*** Opening PROVIDED INFORMATION ***

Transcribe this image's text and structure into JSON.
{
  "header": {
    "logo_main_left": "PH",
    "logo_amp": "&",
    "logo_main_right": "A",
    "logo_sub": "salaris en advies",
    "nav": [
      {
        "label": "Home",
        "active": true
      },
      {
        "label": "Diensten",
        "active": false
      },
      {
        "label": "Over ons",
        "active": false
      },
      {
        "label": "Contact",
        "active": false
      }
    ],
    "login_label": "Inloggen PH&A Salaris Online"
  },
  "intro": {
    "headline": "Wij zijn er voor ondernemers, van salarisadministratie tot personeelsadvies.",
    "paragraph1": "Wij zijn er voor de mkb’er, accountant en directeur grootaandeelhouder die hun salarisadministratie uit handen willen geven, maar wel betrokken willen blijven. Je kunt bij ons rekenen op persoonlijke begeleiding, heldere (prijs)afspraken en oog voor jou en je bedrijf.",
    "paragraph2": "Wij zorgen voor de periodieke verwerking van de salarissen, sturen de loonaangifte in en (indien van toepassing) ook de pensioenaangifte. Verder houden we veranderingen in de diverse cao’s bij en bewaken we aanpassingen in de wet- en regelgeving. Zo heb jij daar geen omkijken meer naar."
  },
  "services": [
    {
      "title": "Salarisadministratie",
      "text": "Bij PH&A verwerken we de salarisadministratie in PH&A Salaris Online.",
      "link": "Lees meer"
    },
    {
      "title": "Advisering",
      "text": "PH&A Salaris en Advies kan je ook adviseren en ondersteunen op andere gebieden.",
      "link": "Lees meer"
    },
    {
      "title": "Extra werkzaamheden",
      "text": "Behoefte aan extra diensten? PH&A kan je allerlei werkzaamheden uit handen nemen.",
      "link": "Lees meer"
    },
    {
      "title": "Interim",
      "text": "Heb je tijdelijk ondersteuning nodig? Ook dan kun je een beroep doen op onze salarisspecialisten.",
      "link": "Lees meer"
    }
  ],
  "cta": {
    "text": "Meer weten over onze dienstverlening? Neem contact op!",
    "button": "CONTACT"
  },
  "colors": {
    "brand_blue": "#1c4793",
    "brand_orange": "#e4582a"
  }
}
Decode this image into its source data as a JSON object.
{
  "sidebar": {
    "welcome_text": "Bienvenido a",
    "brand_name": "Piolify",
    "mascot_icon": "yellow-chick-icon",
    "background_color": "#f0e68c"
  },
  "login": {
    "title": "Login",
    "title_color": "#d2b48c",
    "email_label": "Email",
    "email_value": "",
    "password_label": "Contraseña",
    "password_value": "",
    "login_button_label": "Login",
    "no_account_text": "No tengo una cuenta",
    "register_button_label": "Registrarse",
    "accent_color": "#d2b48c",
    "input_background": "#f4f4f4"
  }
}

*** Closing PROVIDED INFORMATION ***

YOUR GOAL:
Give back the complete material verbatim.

EXERCISE OUTPUT:
Transcribe this image's text and structure into JSON.
{
  "header": {
    "logo_main_left": "PH",
    "logo_amp": "&",
    "logo_main_right": "A",
    "logo_sub": "salaris en advies",
    "nav": [
      {
        "label": "Home",
        "active": true
      },
      {
        "label": "Diensten",
        "active": false
      },
      {
        "label": "Over ons",
        "active": false
      },
      {
        "label": "Contact",
        "active": false
      }
    ],
    "login_label": "Inloggen PH&A Salaris Online"
  },
  "intro": {
    "headline": "Wij zijn er voor ondernemers, van salarisadministratie tot personeelsadvies.",
    "paragraph1": "Wij zijn er voor de mkb’er, accountant en directeur grootaandeelhouder die hun salarisadministratie uit handen willen geven, maar wel betrokken willen blijven. Je kunt bij ons rekenen op persoonlijke begeleiding, heldere (prijs)afspraken en oog voor jou en je bedrijf.",
    "paragraph2": "Wij zorgen voor de periodieke verwerking van de salarissen, sturen de loonaangifte in en (indien van toepassing) ook de pensioenaangifte. Verder houden we veranderingen in de diverse cao’s bij en bewaken we aanpassingen in de wet- en regelgeving. Zo heb jij daar geen omkijken meer naar."
  },
  "services": [
    {
      "title": "Salarisadministratie",
      "text": "Bij PH&A verwerken we de salarisadministratie in PH&A Salaris Online.",
      "link": "Lees meer"
    },
    {
      "title": "Advisering",
      "text": "PH&A Salaris en Advies kan je ook adviseren en ondersteunen op andere gebieden.",
      "link": "Lees meer"
    },
    {
      "title": "Extra werkzaamheden",
      "text": "Behoefte aan extra diensten? PH&A kan je allerlei werkzaamheden uit handen nemen.",
      "link": "Lees meer"
    },
    {
      "title": "Interim",
      "text": "Heb je tijdelijk ondersteuning nodig? Ook dan kun je een beroep doen op onze salarisspecialisten.",
      "link": "Lees meer"
    }
  ],
  "cta": {
    "text": "Meer weten over onze dienstverlening? Neem contact op!",
    "button": "CONTACT"
  },
  "colors": {
    "brand_blue": "#1c4793",
    "brand_orange": "#e4582a"
  }
}
Decode this image into its source data as a JSON object.
{
  "sidebar": {
    "welcome_text": "Bienvenido a",
    "brand_name": "Piolify",
    "mascot_icon": "yellow-chick-icon",
    "background_color": "#f0e68c"
  },
  "login": {
    "title": "Login",
    "title_color": "#d2b48c",
    "email_label": "Email",
    "email_value": "",
    "password_label": "Contraseña",
    "password_value": "",
    "login_button_label": "Login",
    "no_account_text": "No tengo una cuenta",
    "register_button_label": "Registrarse",
    "accent_color": "#d2b48c",
    "input_background": "#f4f4f4"
  }
}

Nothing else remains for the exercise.